The Boehly-led consortium has been selected as Chelsea’s preferred bidder by New York investment bank Raine Group, appointed to handle the sale after having held financial positions for the club for the past few years.
British businessman Sir Jim Ratcliffe tried to exploit disagreements over the precise terms of the sale by tabling his own £4.25billion bid in the 11th hour.
However, Abramovich appears to have admitted defeat in a bid to secure the £2.5billion asking price – supplemented by a commitment from the Boehly camp of £1.75billion of additional investment – paid to a company that the British government feared having links with the members. from his family.
To ensure that the UK government and the European Commission have signed the deal – Abramovich holds a Portuguese passport and is also sanctioned by the European Union – the money from the sale will be paid into a deposit account, the proceeds of which will be distributed to victims of the war in Ukraine.
The deal is the most expensive for a sports team in history and includes a commitment not to sell a majority stake in Chelsea for at least 10 years.
All parties had until May 31 to reach a final agreement as that was the date Chelsea’s special operating license expired, and sources say those involved worked around the clock to s ensuring that the existence of the club was not threatened.
Although the process has been tense and volatile at times, sources at Chelsea have pointed out that the usual timeframe for a typical Premier League takeover is between nine and 12 months and that the Blues changed hands in just over of three months.
Abramovich first sought to create distance between himself and the club on February 26 as Russia’s invasion of Ukraine gathered pace, issuing a statement the day before the Carabao Cup final loss to Liverpool according to which he passed on the “stewardship and care” of the club to the Chelsea Trustees, a charitable entity made up of prominent figures from the past and present.
However, once it became clear that the administrators of Chelsea were utterly ill-equipped to run one of the biggest clubs in world football and that they would not be immune from government action against Abramovich by this extent, a second announcement followed just 72 hours later. in which he confirmed his intention to sell.
This attracted interest from around 200 parties, with sources suggesting Raine Group received more than 20 credible offers, ultimately narrowed down to the group led by Boehly.
Sources have told ESPN that a key factor is the lead Boehly’s side have had since their earlier interest in buying a Premier League side dating back to 2019.

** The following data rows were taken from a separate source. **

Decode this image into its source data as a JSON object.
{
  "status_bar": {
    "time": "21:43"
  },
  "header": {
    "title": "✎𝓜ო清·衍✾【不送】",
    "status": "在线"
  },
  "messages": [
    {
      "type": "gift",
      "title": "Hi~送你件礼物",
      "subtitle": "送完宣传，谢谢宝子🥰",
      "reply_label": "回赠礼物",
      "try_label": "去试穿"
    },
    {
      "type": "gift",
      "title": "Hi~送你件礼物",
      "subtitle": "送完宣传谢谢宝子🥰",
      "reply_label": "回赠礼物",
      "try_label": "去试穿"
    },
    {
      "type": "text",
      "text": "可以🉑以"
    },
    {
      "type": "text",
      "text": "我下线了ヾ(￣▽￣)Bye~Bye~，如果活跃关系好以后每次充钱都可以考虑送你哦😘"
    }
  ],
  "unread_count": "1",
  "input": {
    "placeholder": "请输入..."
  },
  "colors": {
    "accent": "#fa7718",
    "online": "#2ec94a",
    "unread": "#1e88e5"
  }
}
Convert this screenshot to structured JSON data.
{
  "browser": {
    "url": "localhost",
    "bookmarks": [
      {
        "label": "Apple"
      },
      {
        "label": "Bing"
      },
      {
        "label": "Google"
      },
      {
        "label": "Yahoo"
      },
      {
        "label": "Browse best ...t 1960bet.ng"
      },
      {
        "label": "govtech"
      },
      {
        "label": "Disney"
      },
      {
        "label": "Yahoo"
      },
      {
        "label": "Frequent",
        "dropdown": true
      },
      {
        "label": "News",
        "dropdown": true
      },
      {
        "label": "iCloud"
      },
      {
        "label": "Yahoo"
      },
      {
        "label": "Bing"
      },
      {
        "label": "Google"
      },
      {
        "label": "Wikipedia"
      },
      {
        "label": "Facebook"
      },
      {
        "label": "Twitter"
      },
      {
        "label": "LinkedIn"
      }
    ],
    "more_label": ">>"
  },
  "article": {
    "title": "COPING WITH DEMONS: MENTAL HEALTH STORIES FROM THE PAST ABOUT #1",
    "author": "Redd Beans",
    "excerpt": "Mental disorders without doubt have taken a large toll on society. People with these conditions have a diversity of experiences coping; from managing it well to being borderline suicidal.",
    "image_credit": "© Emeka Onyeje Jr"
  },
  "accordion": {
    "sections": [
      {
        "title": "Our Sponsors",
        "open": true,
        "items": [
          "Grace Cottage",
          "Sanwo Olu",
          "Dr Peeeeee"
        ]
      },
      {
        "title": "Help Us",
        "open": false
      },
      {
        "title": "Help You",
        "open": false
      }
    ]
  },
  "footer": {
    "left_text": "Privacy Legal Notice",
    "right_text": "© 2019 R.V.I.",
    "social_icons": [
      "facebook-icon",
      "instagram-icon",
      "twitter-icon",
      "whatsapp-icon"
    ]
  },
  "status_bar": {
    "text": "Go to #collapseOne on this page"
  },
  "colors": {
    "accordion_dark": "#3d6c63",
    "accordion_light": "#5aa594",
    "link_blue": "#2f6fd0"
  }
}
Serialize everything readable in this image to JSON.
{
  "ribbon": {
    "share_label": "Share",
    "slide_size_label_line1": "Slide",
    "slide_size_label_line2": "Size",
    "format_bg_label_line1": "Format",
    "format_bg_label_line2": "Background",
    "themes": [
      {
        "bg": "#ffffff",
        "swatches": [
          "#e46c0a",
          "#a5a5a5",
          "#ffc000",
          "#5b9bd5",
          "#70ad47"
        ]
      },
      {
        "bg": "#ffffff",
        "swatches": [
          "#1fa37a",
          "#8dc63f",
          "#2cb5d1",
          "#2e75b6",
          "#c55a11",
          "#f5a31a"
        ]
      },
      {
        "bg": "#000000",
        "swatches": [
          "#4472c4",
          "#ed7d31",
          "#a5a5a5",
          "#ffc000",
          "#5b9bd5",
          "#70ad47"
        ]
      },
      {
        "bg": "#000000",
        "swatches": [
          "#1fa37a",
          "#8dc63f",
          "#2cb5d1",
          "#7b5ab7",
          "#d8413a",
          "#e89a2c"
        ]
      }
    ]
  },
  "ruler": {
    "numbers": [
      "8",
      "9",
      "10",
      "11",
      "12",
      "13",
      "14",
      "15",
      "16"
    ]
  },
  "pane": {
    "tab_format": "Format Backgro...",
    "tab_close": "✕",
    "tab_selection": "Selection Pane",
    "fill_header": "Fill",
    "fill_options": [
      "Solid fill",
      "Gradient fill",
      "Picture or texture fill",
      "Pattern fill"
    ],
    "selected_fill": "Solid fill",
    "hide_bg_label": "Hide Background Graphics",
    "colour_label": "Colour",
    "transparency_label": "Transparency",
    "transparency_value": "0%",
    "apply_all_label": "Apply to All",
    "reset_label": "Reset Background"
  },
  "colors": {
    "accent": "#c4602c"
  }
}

Boehly, who owns a 20% stake in the Dodgers, explored the possibility of buying Chelsea or Tottenham Hotspur at the time, but was rebuffed in his attempts.
This time he was successful with a consortium of which he is the face but whose bulk of the funding comes from Clearlake Capital, a private equity firm based in Santa Monica, Calif., and owned by Behdad Eghbali and Jose E. Feliciano. . Clearlake will be the majority shareholder, but other figures involved include Swiss billionaire Hansjorg Wyss; Guggenheim Partners chief executive Mark Walter, who also owns a stake in the Dodgers and LA Lakers; London property developer Jonathan Goldstein; and Danny Finkelstein, former adviser to former British Prime Minister David Cameron.
Chelsea had been unable to acquire or offload players or renegotiate contracts with existing squad members while operating under a special license, contributing to Antonio Rudiger’s impending departures to Real Madrid and from Andreas Christensen to Barcelona.
Sources have told ESPN that Chelsea’s new owners are set to back manager Thomas Tuchel with significant funds to improve the squad while contract talks with players including midfield trio N’Golo Kante, Jorginho and Mason Mount, will now resume. Other restrictions that prevented the opening of the club’s megastore and stadium hotel will also be lifted.